Task brief
Every entry should be copied exactly, with nothing added or dropped.

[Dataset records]
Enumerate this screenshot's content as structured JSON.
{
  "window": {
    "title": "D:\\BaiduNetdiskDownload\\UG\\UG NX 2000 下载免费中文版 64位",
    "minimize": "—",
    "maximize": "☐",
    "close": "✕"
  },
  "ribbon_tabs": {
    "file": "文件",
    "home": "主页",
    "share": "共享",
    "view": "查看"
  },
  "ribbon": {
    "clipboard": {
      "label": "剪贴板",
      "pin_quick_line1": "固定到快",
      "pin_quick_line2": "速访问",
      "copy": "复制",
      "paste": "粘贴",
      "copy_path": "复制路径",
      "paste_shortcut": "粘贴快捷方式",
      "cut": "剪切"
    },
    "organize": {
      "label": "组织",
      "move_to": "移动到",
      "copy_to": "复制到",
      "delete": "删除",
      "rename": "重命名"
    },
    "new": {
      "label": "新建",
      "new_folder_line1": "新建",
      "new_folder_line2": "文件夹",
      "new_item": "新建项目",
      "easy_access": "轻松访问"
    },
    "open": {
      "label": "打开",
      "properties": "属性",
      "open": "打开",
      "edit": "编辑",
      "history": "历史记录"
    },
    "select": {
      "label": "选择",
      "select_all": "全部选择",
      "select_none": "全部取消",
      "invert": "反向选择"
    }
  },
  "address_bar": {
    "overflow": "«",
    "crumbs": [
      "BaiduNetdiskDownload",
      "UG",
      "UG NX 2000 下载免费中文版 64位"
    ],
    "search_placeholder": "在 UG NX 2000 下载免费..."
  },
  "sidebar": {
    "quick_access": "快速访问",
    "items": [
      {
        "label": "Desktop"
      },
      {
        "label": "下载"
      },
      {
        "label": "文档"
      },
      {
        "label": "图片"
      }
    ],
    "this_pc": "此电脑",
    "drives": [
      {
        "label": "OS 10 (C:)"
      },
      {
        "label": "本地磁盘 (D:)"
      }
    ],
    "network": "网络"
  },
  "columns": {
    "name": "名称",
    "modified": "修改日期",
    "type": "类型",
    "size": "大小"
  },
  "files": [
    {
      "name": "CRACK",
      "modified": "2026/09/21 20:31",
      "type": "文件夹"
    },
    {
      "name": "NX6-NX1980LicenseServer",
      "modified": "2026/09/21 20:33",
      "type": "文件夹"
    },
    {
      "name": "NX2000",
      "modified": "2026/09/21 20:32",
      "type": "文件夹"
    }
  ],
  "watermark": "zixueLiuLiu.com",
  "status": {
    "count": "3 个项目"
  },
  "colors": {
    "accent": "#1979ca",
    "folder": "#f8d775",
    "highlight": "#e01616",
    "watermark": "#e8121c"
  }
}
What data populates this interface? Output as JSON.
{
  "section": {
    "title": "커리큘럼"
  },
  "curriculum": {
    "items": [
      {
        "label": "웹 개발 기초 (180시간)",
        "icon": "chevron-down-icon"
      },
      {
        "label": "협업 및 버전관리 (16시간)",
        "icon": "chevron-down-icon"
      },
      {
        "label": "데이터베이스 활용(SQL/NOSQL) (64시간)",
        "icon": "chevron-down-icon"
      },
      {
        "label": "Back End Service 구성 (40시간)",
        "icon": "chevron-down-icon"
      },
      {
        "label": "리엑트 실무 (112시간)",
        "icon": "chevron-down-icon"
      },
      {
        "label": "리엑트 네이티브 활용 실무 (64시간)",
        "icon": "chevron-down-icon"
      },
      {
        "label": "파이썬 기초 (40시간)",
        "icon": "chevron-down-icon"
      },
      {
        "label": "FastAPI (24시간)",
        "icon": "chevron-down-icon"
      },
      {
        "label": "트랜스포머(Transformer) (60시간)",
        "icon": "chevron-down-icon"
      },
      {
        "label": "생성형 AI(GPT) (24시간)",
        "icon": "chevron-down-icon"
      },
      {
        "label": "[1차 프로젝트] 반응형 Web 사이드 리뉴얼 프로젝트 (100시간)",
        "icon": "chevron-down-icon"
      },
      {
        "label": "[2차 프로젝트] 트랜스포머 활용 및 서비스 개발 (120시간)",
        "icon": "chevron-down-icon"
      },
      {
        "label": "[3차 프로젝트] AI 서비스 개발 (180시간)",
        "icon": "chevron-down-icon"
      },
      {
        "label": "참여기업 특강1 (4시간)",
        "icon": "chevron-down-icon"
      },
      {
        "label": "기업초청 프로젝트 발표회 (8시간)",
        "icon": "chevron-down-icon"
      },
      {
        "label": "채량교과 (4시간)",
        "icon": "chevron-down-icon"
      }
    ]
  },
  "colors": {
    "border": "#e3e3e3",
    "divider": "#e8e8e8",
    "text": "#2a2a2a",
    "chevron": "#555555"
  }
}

Answer area
Enumerate this screenshot's content as structured JSON.
{
  "window": {
    "title": "D:\\BaiduNetdiskDownload\\UG\\UG NX 2000 下载免费中文版 64位",
    "minimize": "—",
    "maximize": "☐",
    "close": "✕"
  },
  "ribbon_tabs": {
    "file": "文件",
    "home": "主页",
    "share": "共享",
    "view": "查看"
  },
  "ribbon": {
    "clipboard": {
      "label": "剪贴板",
      "pin_quick_line1": "固定到快",
      "pin_quick_line2": "速访问",
      "copy": "复制",
      "paste": "粘贴",
      "copy_path": "复制路径",
      "paste_shortcut": "粘贴快捷方式",
      "cut": "剪切"
    },
    "organize": {
      "label": "组织",
      "move_to": "移动到",
      "copy_to": "复制到",
      "delete": "删除",
      "rename": "重命名"
    },
    "new": {
      "label": "新建",
      "new_folder_line1": "新建",
      "new_folder_line2": "文件夹",
      "new_item": "新建项目",
      "easy_access": "轻松访问"
    },
    "open": {
      "label": "打开",
      "properties": "属性",
      "open": "打开",
      "edit": "编辑",
      "history": "历史记录"
    },
    "select": {
      "label": "选择",
      "select_all": "全部选择",
      "select_none": "全部取消",
      "invert": "反向选择"
    }
  },
  "address_bar": {
    "overflow": "«",
    "crumbs": [
      "BaiduNetdiskDownload",
      "UG",
      "UG NX 2000 下载免费中文版 64位"
    ],
    "search_placeholder": "在 UG NX 2000 下载免费..."
  },
  "sidebar": {
    "quick_access": "快速访问",
    "items": [
      {
        "label": "Desktop"
      },
      {
        "label": "下载"
      },
      {
        "label": "文档"
      },
      {
        "label": "图片"
      }
    ],
    "this_pc": "此电脑",
    "drives": [
      {
        "label": "OS 10 (C:)"
      },
      {
        "label": "本地磁盘 (D:)"
      }
    ],
    "network": "网络"
  },
  "columns": {
    "name": "名称",
    "modified": "修改日期",
    "type": "类型",
    "size": "大小"
  },
  "files": [
    {
      "name": "CRACK",
      "modified": "2026/09/21 20:31",
      "type": "文件夹"
    },
    {
      "name": "NX6-NX1980LicenseServer",
      "modified": "2026/09/21 20:33",
      "type": "文件夹"
    },
    {
      "name": "NX2000",
      "modified": "2026/09/21 20:32",
      "type": "文件夹"
    }
  ],
  "watermark": "zixueLiuLiu.com",
  "status": {
    "count": "3 个项目"
  },
  "colors": {
    "accent": "#1979ca",
    "folder": "#f8d775",
    "highlight": "#e01616",
    "watermark": "#e8121c"
  }
}
What data populates this interface? Output as JSON.
{
  "section": {
    "title": "커리큘럼"
  },
  "curriculum": {
    "items": [
      {
        "label": "웹 개발 기초 (180시간)",
        "icon": "chevron-down-icon"
      },
      {
        "label": "협업 및 버전관리 (16시간)",
        "icon": "chevron-down-icon"
      },
      {
        "label": "데이터베이스 활용(SQL/NOSQL) (64시간)",
        "icon": "chevron-down-icon"
      },
      {
        "label": "Back End Service 구성 (40시간)",
        "icon": "chevron-down-icon"
      },
      {
        "label": "리엑트 실무 (112시간)",
        "icon": "chevron-down-icon"
      },
      {
        "label": "리엑트 네이티브 활용 실무 (64시간)",
        "icon": "chevron-down-icon"
      },
      {
        "label": "파이썬 기초 (40시간)",
        "icon": "chevron-down-icon"
      },
      {
        "label": "FastAPI (24시간)",
        "icon": "chevron-down-icon"
      },
      {
        "label": "트랜스포머(Transformer) (60시간)",
        "icon": "chevron-down-icon"
      },
      {
        "label": "생성형 AI(GPT) (24시간)",
        "icon": "chevron-down-icon"
      },
      {
        "label": "[1차 프로젝트] 반응형 Web 사이드 리뉴얼 프로젝트 (100시간)",
        "icon": "chevron-down-icon"
      },
      {
        "label": "[2차 프로젝트] 트랜스포머 활용 및 서비스 개발 (120시간)",
        "icon": "chevron-down-icon"
      },
      {
        "label": "[3차 프로젝트] AI 서비스 개발 (180시간)",
        "icon": "chevron-down-icon"
      },
      {
        "label": "참여기업 특강1 (4시간)",
        "icon": "chevron-down-icon"
      },
      {
        "label": "기업초청 프로젝트 발표회 (8시간)",
        "icon": "chevron-down-icon"
      },
      {
        "label": "채량교과 (4시간)",
        "icon": "chevron-down-icon"
      }
    ]
  },
  "colors": {
    "border": "#e3e3e3",
    "divider": "#e8e8e8",
    "text": "#2a2a2a",
    "chevron": "#555555"
  }
}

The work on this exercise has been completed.